In Burke, fear was the source of the sublime, which he specifically located in a catalogue of Gothic landscapes, lonely mountaintops, wastes and thunder storms. Such sublime landscapes appear often in Frankenstein … with Gothic wastelands of snow and mountains, while the "creature himself embodies the human sublime" ( 132 ) due to his size and strength, as well as his horrible birth out of the dead matter of corpses. The monster, then, represents the failed Romantic sublime, or what might be called the Gothic or uncanny sublime of dissolution and blockage. (Sandner 116)
There are other aspects, too, which can be traced when dealing with the theme of nature in the novel. On the one hand, Victor’s desire to spend time in contact with nature is a way of therapy and consolation. On the other hand, however, it can be remembered that Victor is a scientist and innovator, so in a way this is his fate to be alone and misunderstood. So, there is no wonder that the author often places him climbing to the top of a mountain on his own. It is more than just a consolation, this is a fortune of a scholar and alchemist to sacrifice for the sake of a new discovery, which can be bitter. Thus, climbing and spending time on the top of a mountain, in snows, is symbolic to demonstrate a way of an innovator in society.
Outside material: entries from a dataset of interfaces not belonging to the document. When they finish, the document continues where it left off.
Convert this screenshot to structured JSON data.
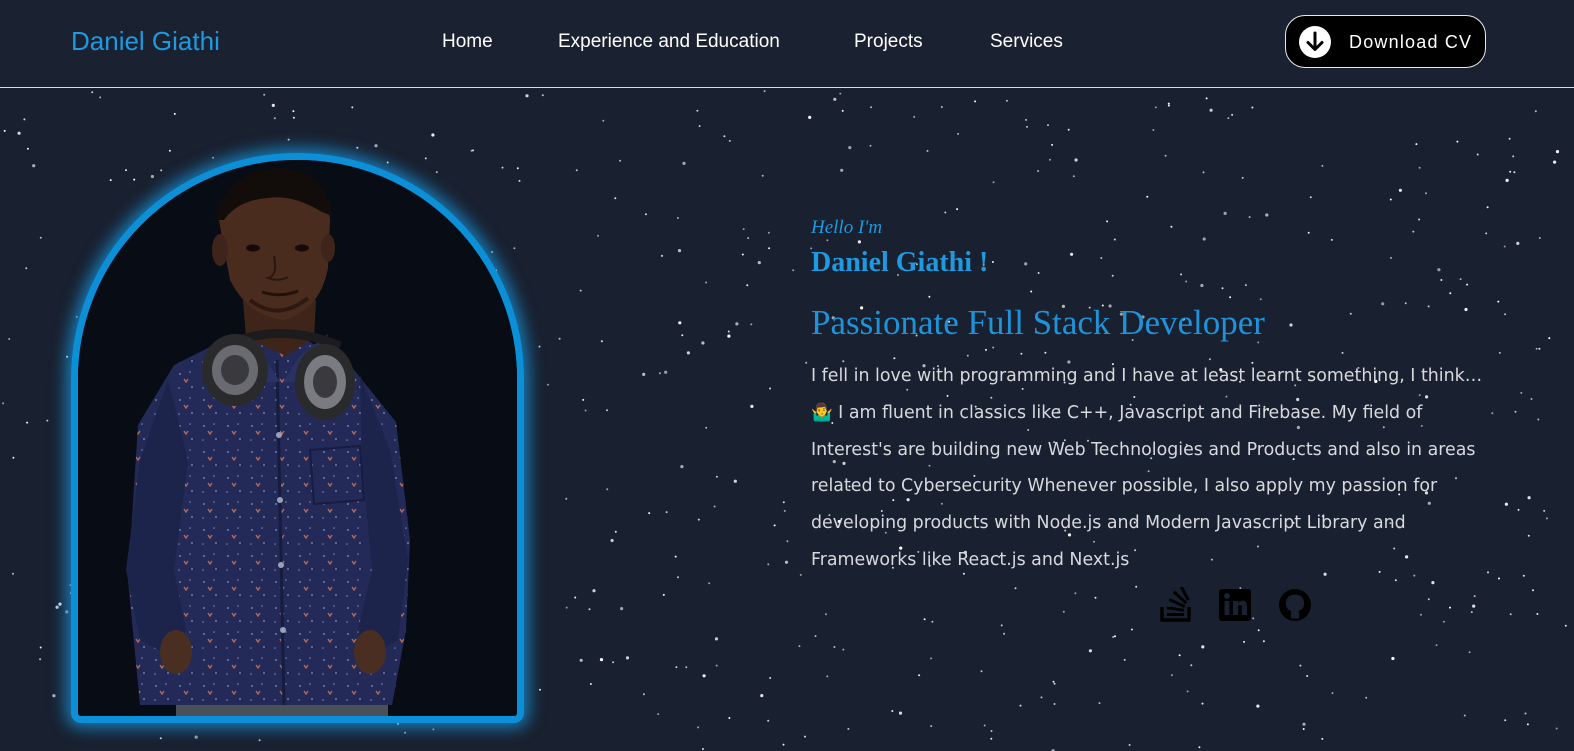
{
  "header": {
    "brand": "Daniel Giathi",
    "nav": [
      {
        "label": "Home"
      },
      {
        "label": "Experience and Education"
      },
      {
        "label": "Projects"
      },
      {
        "label": "Services"
      }
    ],
    "download_cv": {
      "label": "Download CV",
      "icon": "download-arrow-icon"
    }
  },
  "hero": {
    "greeting": "Hello I'm",
    "name": "Daniel Giathi !",
    "role": "Passionate Full Stack Developer",
    "bio": "I fell in love with programming and I have at least learnt something, I think… 🤷‍♂️ I am fluent in classics like C++, Javascript and Firebase. My field of Interest's are building new Web Technologies and Products and also in areas related to Cybersecurity Whenever possible, I also apply my passion for developing products with Node.js and Modern Javascript Library and Frameworks like React.js and Next.js",
    "socials": [
      {
        "icon": "stack-overflow-icon"
      },
      {
        "icon": "linkedin-icon"
      },
      {
        "icon": "github-icon"
      }
    ]
  },
  "colors": {
    "accent": "#1e9ae0",
    "background": "#19202f",
    "frame_glow": "#0b8fd6",
    "text": "#d8d9dd"
  }
}
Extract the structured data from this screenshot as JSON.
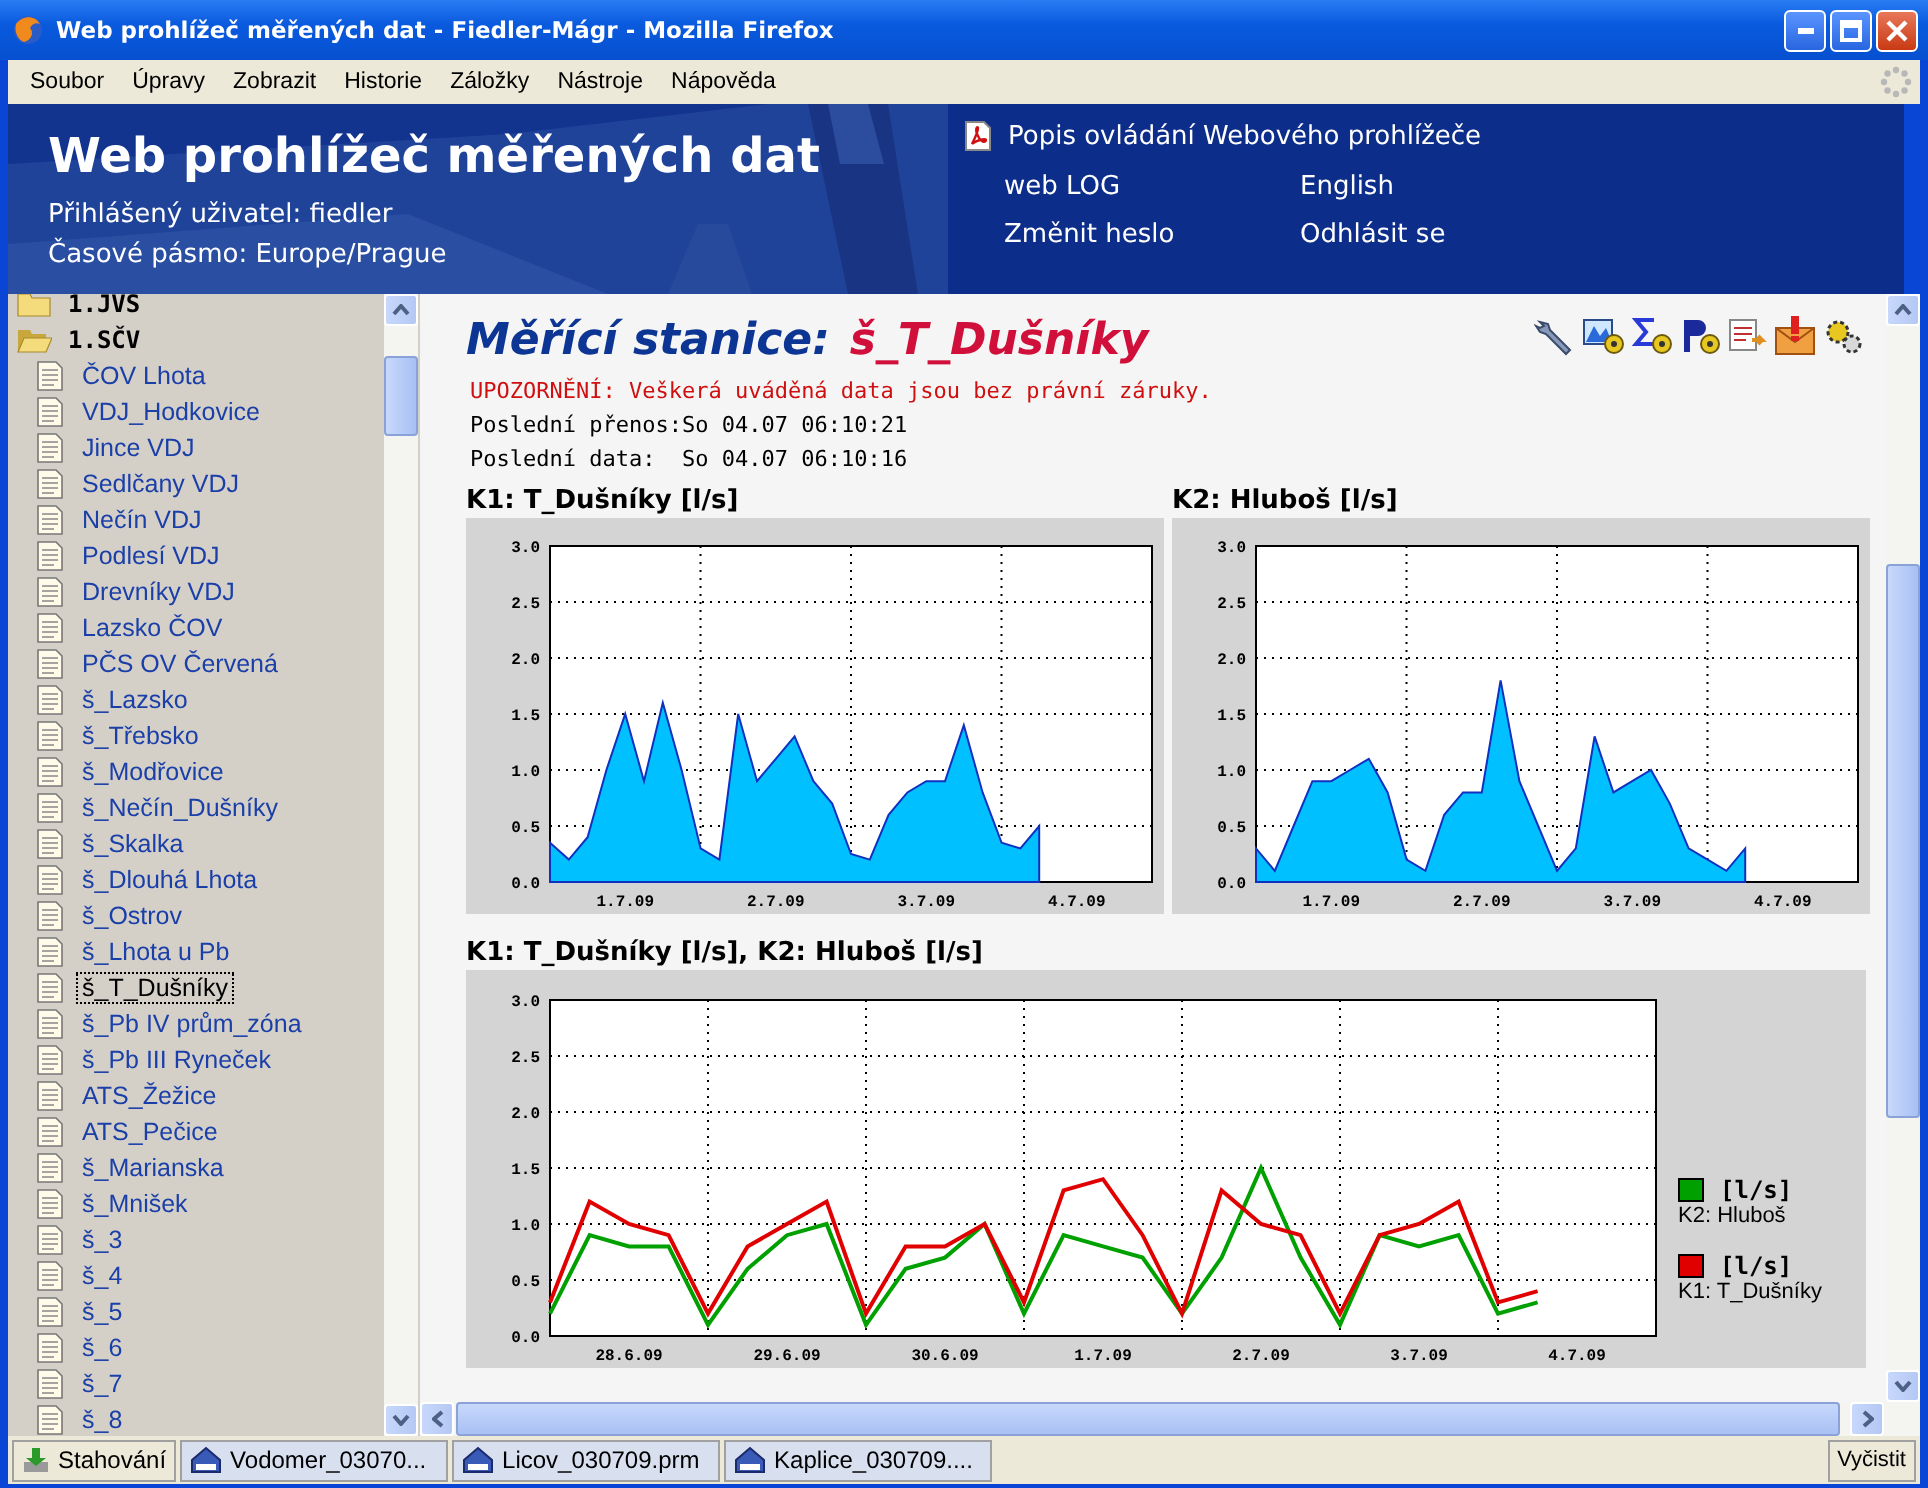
{
  "window": {
    "title": "Web prohlížeč měřených dat - Fiedler-Mágr - Mozilla Firefox"
  },
  "menu": [
    "Soubor",
    "Úpravy",
    "Zobrazit",
    "Historie",
    "Záložky",
    "Nástroje",
    "Nápověda"
  ],
  "header": {
    "title": "Web prohlížeč měřených dat",
    "user": "Přihlášený uživatel: fiedler",
    "timezone": "Časové pásmo: Europe/Prague",
    "manual_link": "Popis ovládání Webového prohlížeče",
    "links": [
      "web LOG",
      "English",
      "Změnit heslo",
      "Odhlásit se"
    ]
  },
  "sidebar": {
    "tree": [
      {
        "label": "1.JVS",
        "expanded": false,
        "selected": false
      },
      {
        "label": "1.SČV",
        "expanded": true,
        "selected": false,
        "children": [
          {
            "label": "ČOV Lhota",
            "selected": false
          },
          {
            "label": "VDJ_Hodkovice",
            "selected": false
          },
          {
            "label": "Jince VDJ",
            "selected": false
          },
          {
            "label": "Sedlčany VDJ",
            "selected": false
          },
          {
            "label": "Nečín VDJ",
            "selected": false
          },
          {
            "label": "Podlesí VDJ",
            "selected": false
          },
          {
            "label": "Drevníky VDJ",
            "selected": false
          },
          {
            "label": "Lazsko ČOV",
            "selected": false
          },
          {
            "label": "PČS OV Červená",
            "selected": false
          },
          {
            "label": "š_Lazsko",
            "selected": false
          },
          {
            "label": "š_Třebsko",
            "selected": false
          },
          {
            "label": "š_Modřovice",
            "selected": false
          },
          {
            "label": "š_Nečín_Dušníky",
            "selected": false
          },
          {
            "label": "š_Skalka",
            "selected": false
          },
          {
            "label": "š_Dlouhá Lhota",
            "selected": false
          },
          {
            "label": "š_Ostrov",
            "selected": false
          },
          {
            "label": "š_Lhota u Pb",
            "selected": false
          },
          {
            "label": "š_T_Dušníky",
            "selected": true
          },
          {
            "label": "š_Pb IV prům_zóna",
            "selected": false
          },
          {
            "label": "š_Pb III Ryneček",
            "selected": false
          },
          {
            "label": "ATS_Žežice",
            "selected": false
          },
          {
            "label": "ATS_Pečice",
            "selected": false
          },
          {
            "label": "š_Marianska",
            "selected": false
          },
          {
            "label": "š_Mnišek",
            "selected": false
          },
          {
            "label": "š_3",
            "selected": false
          },
          {
            "label": "š_4",
            "selected": false
          },
          {
            "label": "š_5",
            "selected": false
          },
          {
            "label": "š_6",
            "selected": false
          },
          {
            "label": "š_7",
            "selected": false
          },
          {
            "label": "š_8",
            "selected": false
          }
        ]
      }
    ]
  },
  "station": {
    "label": "Měřící stanice:",
    "name": "š_T_Dušníky",
    "warning": "UPOZORNĚNÍ: Veškerá uváděná data jsou bez právní záruky.",
    "info": [
      {
        "label": "Poslední přenos:",
        "value": "So 04.07 06:10:21"
      },
      {
        "label": "Poslední data:",
        "value": "So 04.07 06:10:16"
      }
    ]
  },
  "charts": [
    {
      "heading": "K1: T_Dušníky [l/s]",
      "chart_data": {
        "type": "area",
        "ylim": [
          0,
          3
        ],
        "grid": true,
        "categories": [
          null,
          null,
          null,
          null,
          "1.7.09",
          null,
          null,
          null,
          null,
          null,
          null,
          null,
          "2.7.09",
          null,
          null,
          null,
          null,
          null,
          null,
          null,
          "3.7.09",
          null,
          null,
          null,
          null,
          null,
          null,
          null,
          "4.7.09",
          null,
          null,
          null,
          null
        ],
        "yticks": [
          {
            "value": 0,
            "label": "0.0"
          },
          {
            "value": 0.5,
            "label": "0.5"
          },
          {
            "value": 1,
            "label": "1.0"
          },
          {
            "value": 1.5,
            "label": "1.5"
          },
          {
            "value": 2,
            "label": "2.0"
          },
          {
            "value": 2.5,
            "label": "2.5"
          },
          {
            "value": 3,
            "label": "3.0"
          }
        ],
        "series": [
          {
            "color": "#00c0ff",
            "values": [
              0.35,
              0.2,
              0.4,
              1.0,
              1.5,
              0.9,
              1.6,
              1.0,
              0.3,
              0.2,
              1.5,
              0.9,
              1.1,
              1.3,
              0.9,
              0.7,
              0.25,
              0.2,
              0.6,
              0.8,
              0.9,
              0.9,
              1.4,
              0.8,
              0.35,
              0.3,
              0.5,
              null,
              null,
              null,
              null,
              null,
              null
            ]
          }
        ]
      }
    },
    {
      "heading": "K2: Hluboš [l/s]",
      "chart_data": {
        "type": "area",
        "ylim": [
          0,
          3
        ],
        "grid": true,
        "categories": [
          null,
          null,
          null,
          null,
          "1.7.09",
          null,
          null,
          null,
          null,
          null,
          null,
          null,
          "2.7.09",
          null,
          null,
          null,
          null,
          null,
          null,
          null,
          "3.7.09",
          null,
          null,
          null,
          null,
          null,
          null,
          null,
          "4.7.09",
          null,
          null,
          null,
          null
        ],
        "yticks": [
          {
            "value": 0,
            "label": "0.0"
          },
          {
            "value": 0.5,
            "label": "0.5"
          },
          {
            "value": 1,
            "label": "1.0"
          },
          {
            "value": 1.5,
            "label": "1.5"
          },
          {
            "value": 2,
            "label": "2.0"
          },
          {
            "value": 2.5,
            "label": "2.5"
          },
          {
            "value": 3,
            "label": "3.0"
          }
        ],
        "series": [
          {
            "color": "#00c0ff",
            "values": [
              0.3,
              0.1,
              0.5,
              0.9,
              0.9,
              1.0,
              1.1,
              0.8,
              0.2,
              0.1,
              0.6,
              0.8,
              0.8,
              1.8,
              0.9,
              0.5,
              0.1,
              0.3,
              1.3,
              0.8,
              0.9,
              1.0,
              0.7,
              0.3,
              0.2,
              0.1,
              0.3,
              null,
              null,
              null,
              null,
              null,
              null
            ]
          }
        ]
      }
    },
    {
      "heading": "K1: T_Dušníky [l/s], K2: Hluboš [l/s]",
      "legend_units": [
        "[l/s]",
        "[l/s]"
      ],
      "chart_data": {
        "type": "line",
        "ylim": [
          0,
          3
        ],
        "grid": true,
        "categories": [
          null,
          null,
          "28.6.09",
          null,
          null,
          null,
          "29.6.09",
          null,
          null,
          null,
          "30.6.09",
          null,
          null,
          null,
          "1.7.09",
          null,
          null,
          null,
          "2.7.09",
          null,
          null,
          null,
          "3.7.09",
          null,
          null,
          null,
          "4.7.09",
          null,
          null
        ],
        "yticks": [
          {
            "value": 0,
            "label": "0.0"
          },
          {
            "value": 0.5,
            "label": "0.5"
          },
          {
            "value": 1,
            "label": "1.0"
          },
          {
            "value": 1.5,
            "label": "1.5"
          },
          {
            "value": 2,
            "label": "2.0"
          },
          {
            "value": 2.5,
            "label": "2.5"
          },
          {
            "value": 3,
            "label": "3.0"
          }
        ],
        "series": [
          {
            "name": "K2: Hluboš",
            "color": "#00a000",
            "values": [
              0.2,
              0.9,
              0.8,
              0.8,
              0.1,
              0.6,
              0.9,
              1.0,
              0.1,
              0.6,
              0.7,
              1.0,
              0.2,
              0.9,
              0.8,
              0.7,
              0.2,
              0.7,
              1.5,
              0.7,
              0.1,
              0.9,
              0.8,
              0.9,
              0.2,
              0.3,
              null,
              null,
              null
            ]
          },
          {
            "name": "K1: T_Dušníky",
            "color": "#e00000",
            "values": [
              0.3,
              1.2,
              1.0,
              0.9,
              0.2,
              0.8,
              1.0,
              1.2,
              0.2,
              0.8,
              0.8,
              1.0,
              0.3,
              1.3,
              1.4,
              0.9,
              0.2,
              1.3,
              1.0,
              0.9,
              0.2,
              0.9,
              1.0,
              1.2,
              0.3,
              0.4,
              null,
              null,
              null
            ]
          }
        ]
      }
    }
  ],
  "downloads": {
    "button": "Stahování",
    "files": [
      "Vodomer_03070...",
      "Licov_030709.prm",
      "Kaplice_030709...."
    ],
    "clear": "Vyčistit"
  }
}
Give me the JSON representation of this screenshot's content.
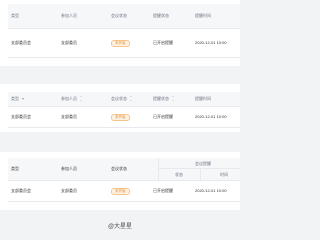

When reading a novel, it is easy to notice ever present contrast between nature and science, nature and civilization. Nature can be understood in a broader sense than just beautiful scenery. Nature also means the core of things, their main feature. In this respect, there is a contrast between the things created by nature and by people. The author tries to say that everything that is created by Man can be natural and artificial too, because it depends on the spiritual core of every effort and every deed. When a person lives in harmony with Nature, their art or any other creation is natural. In contrast, when a person challenges Nature and wants to restructure it by violent methods, this cannot be natural. What is not natural is not harmonious, what is not harmonious is destructive. This is the reason why the creature is destined to be a monster. Frankenstein’s idea was not based on love, it was based on curiosity and pride. He wanted to compete with God when creating his being. However, he was not ready to take responsibility in a natural way, which means also to love and care about one’s creation. As a result, the creature became ugly to reflect the ugliness of Frankenstein’s ideas. Victor is described as a positive person who is confused about his own role. He believes he is superior of the creature, and he treats him only as an outcome of his experiment. In this way, Shelly puts to the aspects of science which often make it far from the nature. In many cases it is based on play and manipulation and loses people out of sight.
Overall, there are several aspects of Nature’s role in the novel by Mary Shelly. First of all, its idea is to reveal Nature’s ability to disclose the hidden and the real in a person. Secondly, it is means of consolation for the characters of the book. In case of the monster, Nature is his only friend who accepts him as he is. On the one hand, the beautiful scenery is used as a contrast to the monster’s ugliness. On the other hand, there is no ugliness in nature at all, the way humans see it.